Vegas Golden Knights goaltender Robin Lehner claims he would have been thrown out of the NHL after being open about his drug problems and mental illness had he not been white. In other words, Lehner feels his "white privilege" is what has enabled him to become the goaltender he has become over the past two seasons.
Lehner made these comments to Swedish-language publication Aftonbladet following the NHL's two-day protest in the wake of Jacob Blake's shooting in Kenosha, WI. Lehner, of course, established himself as one of the top goaltenders in the NHL once he went public with his history of substance abuse, alcoholism and mental health. Prior to that, he struggled during stints with the Ottawa Senators and Buffalo Sabres. It's Lehner's contention that he would have never been afforded the opportunities he was given with the New York Islanders, Chicago Blackhawks and Golden Knights if he weren't white.
From Lehner, translated to English:
After everything I went through and said and done, I am convinced that I have been thrown out of the league by now. I had not been here now. I'm absolutely sure. You have to look in the mirror and realize that you have a white privilege. That's the case with racism. It is everywhere. But it is 2020 now and it should not be anywhere.
The NHL is a very white league and it is important that we white players take responsibility and push for change. Our league should be open to everyone.
Lehner has been very outspoken in his support of the Black Lives Matter movement, going so far as to denounce his one-time support for U.S. President Donald Trump. Of course, Lehner was also one of the individuals who "took a knee" in silent protest during the singing of the American National Anthem prior to the NHL's two-day protest. He was joined by fellow Golden Knight Ryan Reaves and by Dallas Stars forwards Tyler Seguin and Jason Dickinson.
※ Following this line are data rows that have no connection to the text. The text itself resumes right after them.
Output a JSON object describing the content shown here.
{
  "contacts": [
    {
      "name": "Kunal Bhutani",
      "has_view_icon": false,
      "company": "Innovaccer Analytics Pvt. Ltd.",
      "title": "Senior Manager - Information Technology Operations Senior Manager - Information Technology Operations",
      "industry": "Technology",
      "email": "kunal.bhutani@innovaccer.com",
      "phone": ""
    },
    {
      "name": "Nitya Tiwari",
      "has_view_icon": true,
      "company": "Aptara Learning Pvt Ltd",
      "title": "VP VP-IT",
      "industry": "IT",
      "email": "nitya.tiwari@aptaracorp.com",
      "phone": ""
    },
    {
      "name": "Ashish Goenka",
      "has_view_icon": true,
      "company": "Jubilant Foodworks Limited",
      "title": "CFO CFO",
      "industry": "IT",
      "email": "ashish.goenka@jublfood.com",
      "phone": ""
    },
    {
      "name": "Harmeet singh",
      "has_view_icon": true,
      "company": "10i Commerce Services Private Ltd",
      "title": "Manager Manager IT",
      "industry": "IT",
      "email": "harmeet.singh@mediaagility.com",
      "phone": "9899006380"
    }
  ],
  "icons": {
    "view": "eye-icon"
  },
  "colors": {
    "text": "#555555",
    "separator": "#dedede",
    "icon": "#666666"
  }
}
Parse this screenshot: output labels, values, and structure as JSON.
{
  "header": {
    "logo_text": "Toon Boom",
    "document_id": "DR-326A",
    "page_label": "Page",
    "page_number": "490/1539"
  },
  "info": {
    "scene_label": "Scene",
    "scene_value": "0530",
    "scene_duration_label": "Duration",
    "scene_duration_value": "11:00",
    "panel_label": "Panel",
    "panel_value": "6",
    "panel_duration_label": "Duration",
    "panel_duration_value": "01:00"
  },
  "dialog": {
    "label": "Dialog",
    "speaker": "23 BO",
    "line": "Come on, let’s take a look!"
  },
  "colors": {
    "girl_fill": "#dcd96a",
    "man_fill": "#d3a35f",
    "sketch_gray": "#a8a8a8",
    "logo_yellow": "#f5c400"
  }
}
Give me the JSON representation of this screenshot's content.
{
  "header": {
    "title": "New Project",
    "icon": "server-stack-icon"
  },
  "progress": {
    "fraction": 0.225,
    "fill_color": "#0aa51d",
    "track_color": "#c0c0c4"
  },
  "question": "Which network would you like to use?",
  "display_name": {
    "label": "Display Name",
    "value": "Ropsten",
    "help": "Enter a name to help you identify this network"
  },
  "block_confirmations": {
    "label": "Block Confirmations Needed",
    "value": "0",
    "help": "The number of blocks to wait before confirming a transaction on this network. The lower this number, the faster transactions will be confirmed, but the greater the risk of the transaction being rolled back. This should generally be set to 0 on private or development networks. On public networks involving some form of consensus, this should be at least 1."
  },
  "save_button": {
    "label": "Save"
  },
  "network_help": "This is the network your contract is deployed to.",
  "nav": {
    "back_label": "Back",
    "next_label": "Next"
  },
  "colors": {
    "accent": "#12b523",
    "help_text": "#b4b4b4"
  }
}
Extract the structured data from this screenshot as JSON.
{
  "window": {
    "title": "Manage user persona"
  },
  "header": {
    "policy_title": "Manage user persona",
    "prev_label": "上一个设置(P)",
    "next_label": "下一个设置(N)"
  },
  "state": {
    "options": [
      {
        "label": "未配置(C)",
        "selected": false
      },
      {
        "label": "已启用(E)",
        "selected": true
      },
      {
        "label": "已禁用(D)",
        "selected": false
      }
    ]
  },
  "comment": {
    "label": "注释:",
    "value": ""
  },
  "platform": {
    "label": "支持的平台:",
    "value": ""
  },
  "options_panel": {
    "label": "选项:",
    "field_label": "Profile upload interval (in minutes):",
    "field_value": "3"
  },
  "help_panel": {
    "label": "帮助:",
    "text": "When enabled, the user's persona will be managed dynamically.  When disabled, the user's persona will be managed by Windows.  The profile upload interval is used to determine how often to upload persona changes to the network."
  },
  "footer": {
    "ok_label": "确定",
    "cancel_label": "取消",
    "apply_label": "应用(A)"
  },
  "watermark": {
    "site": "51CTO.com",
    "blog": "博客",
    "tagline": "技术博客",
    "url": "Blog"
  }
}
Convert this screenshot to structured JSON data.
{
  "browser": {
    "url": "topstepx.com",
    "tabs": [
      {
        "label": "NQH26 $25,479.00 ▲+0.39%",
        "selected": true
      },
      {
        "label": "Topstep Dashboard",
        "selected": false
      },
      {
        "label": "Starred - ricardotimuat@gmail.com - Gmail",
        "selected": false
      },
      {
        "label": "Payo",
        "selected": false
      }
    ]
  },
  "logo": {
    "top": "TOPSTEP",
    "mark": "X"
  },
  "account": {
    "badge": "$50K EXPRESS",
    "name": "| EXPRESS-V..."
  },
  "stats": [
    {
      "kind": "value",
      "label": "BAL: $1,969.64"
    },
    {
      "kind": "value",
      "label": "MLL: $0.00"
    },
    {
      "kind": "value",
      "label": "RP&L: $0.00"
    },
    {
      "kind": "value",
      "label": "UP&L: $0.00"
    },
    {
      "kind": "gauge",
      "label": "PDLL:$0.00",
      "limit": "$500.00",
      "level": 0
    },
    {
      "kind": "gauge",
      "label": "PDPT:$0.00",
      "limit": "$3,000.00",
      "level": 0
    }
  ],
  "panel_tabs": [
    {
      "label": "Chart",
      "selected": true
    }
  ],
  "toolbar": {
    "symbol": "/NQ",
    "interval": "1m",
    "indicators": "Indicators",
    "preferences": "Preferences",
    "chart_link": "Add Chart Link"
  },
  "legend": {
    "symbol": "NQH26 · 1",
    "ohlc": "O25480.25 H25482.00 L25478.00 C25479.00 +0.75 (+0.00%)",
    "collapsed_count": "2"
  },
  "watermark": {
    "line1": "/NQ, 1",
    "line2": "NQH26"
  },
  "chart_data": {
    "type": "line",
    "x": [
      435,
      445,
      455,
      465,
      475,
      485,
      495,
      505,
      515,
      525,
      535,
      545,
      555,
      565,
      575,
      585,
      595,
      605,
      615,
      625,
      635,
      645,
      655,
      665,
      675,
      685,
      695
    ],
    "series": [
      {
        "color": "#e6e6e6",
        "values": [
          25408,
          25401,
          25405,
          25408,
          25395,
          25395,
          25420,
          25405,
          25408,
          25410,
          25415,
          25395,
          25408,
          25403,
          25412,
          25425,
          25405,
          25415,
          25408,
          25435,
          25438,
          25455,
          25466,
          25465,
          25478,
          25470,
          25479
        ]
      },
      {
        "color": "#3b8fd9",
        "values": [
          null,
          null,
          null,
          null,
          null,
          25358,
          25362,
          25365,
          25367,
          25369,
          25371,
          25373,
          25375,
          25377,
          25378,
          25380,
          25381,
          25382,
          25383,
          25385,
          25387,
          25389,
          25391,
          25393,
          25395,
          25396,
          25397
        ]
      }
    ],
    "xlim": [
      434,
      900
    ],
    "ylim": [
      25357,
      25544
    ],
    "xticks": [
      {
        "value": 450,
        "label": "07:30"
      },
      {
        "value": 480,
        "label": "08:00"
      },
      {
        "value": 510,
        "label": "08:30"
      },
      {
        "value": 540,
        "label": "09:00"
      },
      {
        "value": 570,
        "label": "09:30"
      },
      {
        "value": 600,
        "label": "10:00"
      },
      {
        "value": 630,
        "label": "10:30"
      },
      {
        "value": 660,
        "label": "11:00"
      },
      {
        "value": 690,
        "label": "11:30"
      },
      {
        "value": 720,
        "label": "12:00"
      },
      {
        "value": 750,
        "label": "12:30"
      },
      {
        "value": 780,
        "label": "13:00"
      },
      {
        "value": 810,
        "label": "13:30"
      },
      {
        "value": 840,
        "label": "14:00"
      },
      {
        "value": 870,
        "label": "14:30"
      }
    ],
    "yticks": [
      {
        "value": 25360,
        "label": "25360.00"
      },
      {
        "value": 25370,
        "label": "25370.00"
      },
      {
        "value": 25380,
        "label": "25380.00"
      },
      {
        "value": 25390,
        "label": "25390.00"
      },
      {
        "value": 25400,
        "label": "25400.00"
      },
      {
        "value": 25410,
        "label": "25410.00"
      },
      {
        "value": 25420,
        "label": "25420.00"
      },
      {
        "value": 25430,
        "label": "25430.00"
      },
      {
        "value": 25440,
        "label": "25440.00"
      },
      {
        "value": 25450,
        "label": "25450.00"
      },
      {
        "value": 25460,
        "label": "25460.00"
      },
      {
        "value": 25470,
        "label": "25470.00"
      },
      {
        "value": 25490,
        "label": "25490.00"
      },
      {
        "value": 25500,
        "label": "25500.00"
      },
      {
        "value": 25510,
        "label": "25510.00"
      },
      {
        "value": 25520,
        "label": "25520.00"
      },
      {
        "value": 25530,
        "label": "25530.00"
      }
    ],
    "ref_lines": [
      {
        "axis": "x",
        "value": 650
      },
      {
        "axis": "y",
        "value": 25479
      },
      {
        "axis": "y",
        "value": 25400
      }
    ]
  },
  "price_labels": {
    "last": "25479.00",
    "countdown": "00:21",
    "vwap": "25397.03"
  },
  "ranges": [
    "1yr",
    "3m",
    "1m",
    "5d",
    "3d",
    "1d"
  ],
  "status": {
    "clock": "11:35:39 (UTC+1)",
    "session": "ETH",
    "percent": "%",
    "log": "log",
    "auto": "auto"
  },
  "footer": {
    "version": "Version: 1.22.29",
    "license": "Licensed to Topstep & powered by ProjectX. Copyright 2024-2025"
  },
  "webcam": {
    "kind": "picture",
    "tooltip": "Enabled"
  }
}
It's worth noting that the 29 year old Lehner is once again a free agent this offseason and, whether due to his white privilege or not, is likely to get another opportunity in the NHL again. Whatever the reasons are for Lehner turning the corner in his career, you have to give the guy credit for standing up for what be believes in.